but a woman who fears the Lord is to be praised.
Give her of the fruit of her hands,
and let her works praise her in the gates.
Proverbs 31

Thursday, April 1, 2010

It Must Be Holy Week!

Throughout Christendom, this is the week of weeks, the celebration of the "fullness of time" when Jesus Christ went to Jerusalem, taught (and, you could say, taunted) in the temple courts, instituted his Holy Supper, and then proceeded to be put to death "for the sins of the whole world" (1 John 2:2), to be raised again on a Sunday morning.

However, something about this week seems to bring out the wackos. This year they are specializing in wacking Pope Benedict, for his alleged crimes vis a vis the priest sex abuse scandals. While not wanting to reduce in any way the severity of these crimes, I have read in the past few days a couple of articles that defend Ratzinger/Benedict from the misinformation afloat out there. They are, in fairness worth a read. At least one may also be eyebrow raising for old, settled, staid Lutherans (I've not been one long enough to be staid, but I'm old and settled).

The first, from Logia magazine is entitled
The dictatorship of relativism strikes back—and goes nuclear
by John Stephenson of St. Catherine's seminary in Canada. He does a wonderful job of revisiting the career of Ratzinger, and gives us confessional Lutherans this rather nice quote:
“The Lutherans are to Ratzinger what the Orthodox are to John Paul: the separated brethren he knows best, and for whom he has the greatest natural affinity.” John Allen, Cardinal Ratzinger, 231
Stephenson doesn't mince words, but I find his article a balancing act against what you'll find in what he calls the "quality" press.

The second article is a more direct defense of the NYT article cited above. It is written by Cardinal William Levada, Prefect of the Congregation for the Doctrine of the Faith. Again, a balancing read if all you've seen is the Times article and its trickle-downs. He begins:
In our melting pot of peoples, languages and backgrounds, Americans are not noted as examples of “high” culture. But we can take pride as a rule in our passion for fairness. In the Vatican where I currently work, my colleagues – whether fellow cardinals at meetings or officials in my office – come from many different countries, continents and cultures. As I write this response today (March 26, 2010) I have had to admit to them that I am not proud of America’s newspaper of record, the New York Times, as a paragon of fairness.

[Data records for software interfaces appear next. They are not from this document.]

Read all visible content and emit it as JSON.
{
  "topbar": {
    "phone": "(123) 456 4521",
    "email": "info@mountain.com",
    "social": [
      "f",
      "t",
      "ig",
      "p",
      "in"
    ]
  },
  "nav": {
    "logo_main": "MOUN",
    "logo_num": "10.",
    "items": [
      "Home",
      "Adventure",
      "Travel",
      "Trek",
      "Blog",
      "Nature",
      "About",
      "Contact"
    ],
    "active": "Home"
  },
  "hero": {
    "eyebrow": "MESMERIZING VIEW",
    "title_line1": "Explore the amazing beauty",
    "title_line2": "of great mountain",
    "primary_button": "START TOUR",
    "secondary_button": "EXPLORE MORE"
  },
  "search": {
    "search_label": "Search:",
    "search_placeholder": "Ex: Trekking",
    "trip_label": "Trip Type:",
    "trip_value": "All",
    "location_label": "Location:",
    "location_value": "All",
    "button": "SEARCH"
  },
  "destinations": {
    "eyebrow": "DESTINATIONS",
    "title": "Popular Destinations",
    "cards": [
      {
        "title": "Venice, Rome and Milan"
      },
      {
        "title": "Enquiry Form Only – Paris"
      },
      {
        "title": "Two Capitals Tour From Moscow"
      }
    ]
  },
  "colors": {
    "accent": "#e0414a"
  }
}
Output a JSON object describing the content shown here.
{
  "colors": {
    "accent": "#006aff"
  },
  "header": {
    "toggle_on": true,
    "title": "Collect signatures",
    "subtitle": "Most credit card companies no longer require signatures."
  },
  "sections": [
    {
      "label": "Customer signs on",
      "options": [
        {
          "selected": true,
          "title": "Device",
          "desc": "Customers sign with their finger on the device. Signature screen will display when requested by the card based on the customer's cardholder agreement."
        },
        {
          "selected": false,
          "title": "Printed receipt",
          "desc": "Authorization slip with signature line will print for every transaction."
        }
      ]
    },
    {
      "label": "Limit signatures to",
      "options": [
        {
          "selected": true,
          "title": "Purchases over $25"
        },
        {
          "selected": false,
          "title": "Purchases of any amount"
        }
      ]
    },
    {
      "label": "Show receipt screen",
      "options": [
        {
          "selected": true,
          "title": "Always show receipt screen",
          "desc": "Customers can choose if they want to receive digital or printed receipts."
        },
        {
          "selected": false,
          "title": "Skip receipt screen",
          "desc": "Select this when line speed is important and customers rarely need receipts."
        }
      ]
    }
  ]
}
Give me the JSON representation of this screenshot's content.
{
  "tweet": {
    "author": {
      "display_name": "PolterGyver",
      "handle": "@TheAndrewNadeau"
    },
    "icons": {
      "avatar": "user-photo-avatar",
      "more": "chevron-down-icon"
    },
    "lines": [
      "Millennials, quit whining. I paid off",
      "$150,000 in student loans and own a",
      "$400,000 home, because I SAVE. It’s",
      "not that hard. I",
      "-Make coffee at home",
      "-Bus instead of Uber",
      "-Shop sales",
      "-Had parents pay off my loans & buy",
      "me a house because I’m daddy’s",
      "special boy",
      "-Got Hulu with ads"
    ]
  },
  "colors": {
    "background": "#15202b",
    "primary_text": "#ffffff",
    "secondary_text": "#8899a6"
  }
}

May your Maundy Thursday be yeastless, and your Easter full of rediscovered joy at the peculiar, surprising story of God-become-man, and his deeds of redemption for us, for us, for all of us.